In Honor Of Former Journeyman, and World Champion Red Sox Shortstop Julio Lugo Passing Away, Let's Relive "The Mother's Day Miracle"


KHOU - Former Houston Astros shortstop Julio Lugo has died from an apparent heart attack at the age of 45, according to MLB and ESPN's Enrique Rojas.

The Dominican Republic native was drafted by the Astros in 1994 from Connors State College in Oklahoma, according to KHOU 11 Sports anchor Jason Bristol. 

Lugo won a World Series ring with the Boston Red Sox in 2007, but is probably  best known for his "Mother's Day Miracle" hit in 2006.

Along with Boston and Houston, Lugo spent time with the Tampa Bay Devil Rays (2003-2006), Los Angeles Dodgers (2006), St. Louis Cardinals (2009), Baltimore Orioles (2010) and Atlanta Braves (2011).

He finished his professional career with a .269 batting average, 1,279 hits, 238 doubles, 34 triples, 80 home runs, 475 RBIs, 688 runs and 198 stolen bases, according to

Lugo would have turned 46 tomorrow.

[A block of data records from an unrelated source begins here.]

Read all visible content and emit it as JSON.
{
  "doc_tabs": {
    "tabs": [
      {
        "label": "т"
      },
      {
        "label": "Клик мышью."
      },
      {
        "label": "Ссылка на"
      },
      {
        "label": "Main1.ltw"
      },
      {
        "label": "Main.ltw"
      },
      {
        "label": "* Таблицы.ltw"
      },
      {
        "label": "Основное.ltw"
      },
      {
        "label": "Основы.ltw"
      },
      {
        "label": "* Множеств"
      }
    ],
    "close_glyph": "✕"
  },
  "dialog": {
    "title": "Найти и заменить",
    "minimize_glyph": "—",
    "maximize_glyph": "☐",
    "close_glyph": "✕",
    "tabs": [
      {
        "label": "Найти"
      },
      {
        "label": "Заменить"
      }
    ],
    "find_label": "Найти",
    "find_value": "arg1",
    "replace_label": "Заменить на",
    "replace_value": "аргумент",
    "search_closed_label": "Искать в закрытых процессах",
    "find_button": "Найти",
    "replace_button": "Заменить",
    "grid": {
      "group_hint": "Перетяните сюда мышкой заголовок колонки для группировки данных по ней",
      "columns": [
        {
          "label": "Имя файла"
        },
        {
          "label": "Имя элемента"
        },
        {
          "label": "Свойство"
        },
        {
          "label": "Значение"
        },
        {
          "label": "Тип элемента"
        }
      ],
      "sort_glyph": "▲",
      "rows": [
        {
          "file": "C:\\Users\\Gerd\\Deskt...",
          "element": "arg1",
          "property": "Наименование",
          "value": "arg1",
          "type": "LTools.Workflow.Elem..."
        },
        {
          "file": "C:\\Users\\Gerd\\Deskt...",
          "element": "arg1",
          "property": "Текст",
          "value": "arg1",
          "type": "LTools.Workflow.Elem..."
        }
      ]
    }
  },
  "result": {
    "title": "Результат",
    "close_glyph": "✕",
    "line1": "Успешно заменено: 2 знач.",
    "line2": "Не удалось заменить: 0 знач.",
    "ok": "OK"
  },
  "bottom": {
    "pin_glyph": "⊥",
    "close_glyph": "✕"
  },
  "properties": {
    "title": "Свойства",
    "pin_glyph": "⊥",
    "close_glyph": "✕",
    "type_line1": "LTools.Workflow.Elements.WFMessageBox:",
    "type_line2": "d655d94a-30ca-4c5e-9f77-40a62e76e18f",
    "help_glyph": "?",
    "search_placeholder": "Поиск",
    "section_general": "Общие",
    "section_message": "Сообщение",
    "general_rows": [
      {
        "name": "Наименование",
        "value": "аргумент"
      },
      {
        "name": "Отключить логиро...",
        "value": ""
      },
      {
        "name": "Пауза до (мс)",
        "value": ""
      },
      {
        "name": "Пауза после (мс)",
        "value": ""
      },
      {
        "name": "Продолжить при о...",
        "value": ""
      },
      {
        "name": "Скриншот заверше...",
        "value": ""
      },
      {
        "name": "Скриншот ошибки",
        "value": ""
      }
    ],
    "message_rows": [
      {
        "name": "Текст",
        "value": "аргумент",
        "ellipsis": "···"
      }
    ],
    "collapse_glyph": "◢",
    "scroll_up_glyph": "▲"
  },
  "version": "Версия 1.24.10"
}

R.I.P.

Julio Lugo was one of those head-scratcher moves Theo made while in Boston. Not as bad as Edgar Renteria, but at $35.6 million for 3 years, and an ROI of .251 average, 10 home runs and 101 RBI's over those three years (COMBINED), it's definitely not up there with signing David Arias as a free agent...

But Lugo was on that fan-favorite 2007 World Series team, and he managed to endear himself to Red Sox fans when he used the hidden ball trick to nab Alberto Callaspo at second when he caught him sleeping.

But what I, and most Red Sox fans, will always associate the name Julio Lugo with, will always be "The Mother's Day Miracle."

Fenway Park, Sunday May 13, Mother's Day. 

Sold out park,  36,379 people on hand.

The Red Sox were down 5-0 heading into the bottom of the ninth, and Orioles righty Jeremy Guthrie was working on a three-hit shutout.

Julio Lugo actually stepped in to lead off the bottom of the ninth and grounded out to Guthrie. What were the chances he'd get the chance to play walk off hero? Zero? 1%? 

When a miracle comeback occurs in the final inning, the leadoff man nearly always reaches base. That's rally baseball 101.

That was followed by Coco Crisp reaching first on a pop up to the catcher who dropped the ball in fair territory.

Righty Danys Baez came out of the bullpen to face lefty David Ortiz, who tattoo'd an RBI double that allowed Crisp to score from first.


Elsa. Getty Images.


Next up was the infamous Wily Mo Pena. He singled to left putting runners on the corners with 1 out.

J.D. Drew walked to load the bases.

Kevin Youkilis followed by also walking.


Next up was the captain Jason Varitek. He smoked a two-run double to right-center scoring 2.


J. Rogash. Getty Images.

This was where managing really came into play. Mike Lowell got a much-needed Sunday off that day. Hence why load Eric Hinske was playing. He was 0-3 and with Lowell unavailable, he should have been an easy out. But Baltimore intentionally walked him to again load the bases.

With the bases loaded and still only one out, Alex Cora stepped to the plate. He hit a grounder to second and they threw home to get the force out.

2 outs. 5-4 and Julio Lugo walking to the plate in front of a Fenway crowd that was surprisingly still pretty full, standing on their feet going crazy.

Lugo managed to work the count full, before hitting a grounder between first and second.

Former Sox champ, now Orioles first baseman Kevin Millar was playing far off the bag with the bases loaded when he fielded the ball. 2nd baseman Brian Roberts, who was faster, sprinted for the bag to beat Lugo in a footrace. He ended up dropping the toss from Milar as Lugo slid into the bag. 

Varitek scored easily and Hinske came flying in behind him sealing one of the best come from behind wins in Red Sox history.

Those were the days.